With enterprise content management – also known as document management software – you can capture your documents and information and store it all in a single, secure location that users can easily access. Going further, you can use workflow management to automatically forward documentation through processes, alerting stakeholders along the way.

It’s like training with a skilled coach in a well-equipped gym instead of going out in the yard and lifting rocks and logs. The difference is tangible.

3. Only the best make it in

There are no slouches in the “Body Issue,” that’s for sure. Each and every athlete featured has reached the pinnacle of their sports or events. They’re champions and elite performers. The issue is meant to inspire readers and showcase just what it takes to be that good at an athletic endeavor. It’s an exclusive group and has been ever since the first iteration of the annual article.

We see this in business all of the time, whether it be Fortune 500 listings or the covers of trade publications.

If you find yourself saying out loud “Well, we’re just not them,” then I have an idea for you. Perhaps you should be asking yourself, “How can we get there?”

You don’t need to replicate the actions of the Fortune 500, but it doesn’t hurt to draw inspiration from what makes them successful and apply it to your own organization, tweaked for your specific game. If you want to make it into the Fortune 500 or simply the cover of a local business journal, find a way to be the best at whatever it is you do.

But remember, only the best make it in.

Joe Russo is a strategic account manager at Hyland. Currently, Joe also writes for Factory of Sadness, a Cleveland sports website operated by Fansided, and The OnBase and Hyland Blogs. His work has also appeared on and The Fraternity Advisor.
Joe Russo

Joe Russo

Joe Russo is a strategic account manager at Hyland.

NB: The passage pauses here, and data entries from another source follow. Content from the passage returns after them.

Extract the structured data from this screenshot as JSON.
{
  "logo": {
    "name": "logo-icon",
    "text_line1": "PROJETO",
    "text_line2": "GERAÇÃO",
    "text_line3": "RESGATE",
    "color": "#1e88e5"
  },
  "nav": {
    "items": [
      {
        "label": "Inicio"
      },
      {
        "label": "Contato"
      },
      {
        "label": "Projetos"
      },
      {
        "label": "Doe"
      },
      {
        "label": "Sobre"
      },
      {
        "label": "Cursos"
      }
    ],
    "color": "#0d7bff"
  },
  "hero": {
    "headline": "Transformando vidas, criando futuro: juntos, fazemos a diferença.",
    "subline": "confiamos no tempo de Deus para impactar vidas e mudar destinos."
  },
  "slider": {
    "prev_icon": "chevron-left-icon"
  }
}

Currently, Joe also writes for Factory of Sadness, a Cleveland sports website operated by Fansided, and The OnBase and Hyland Blogs.... read more about: Joe Russo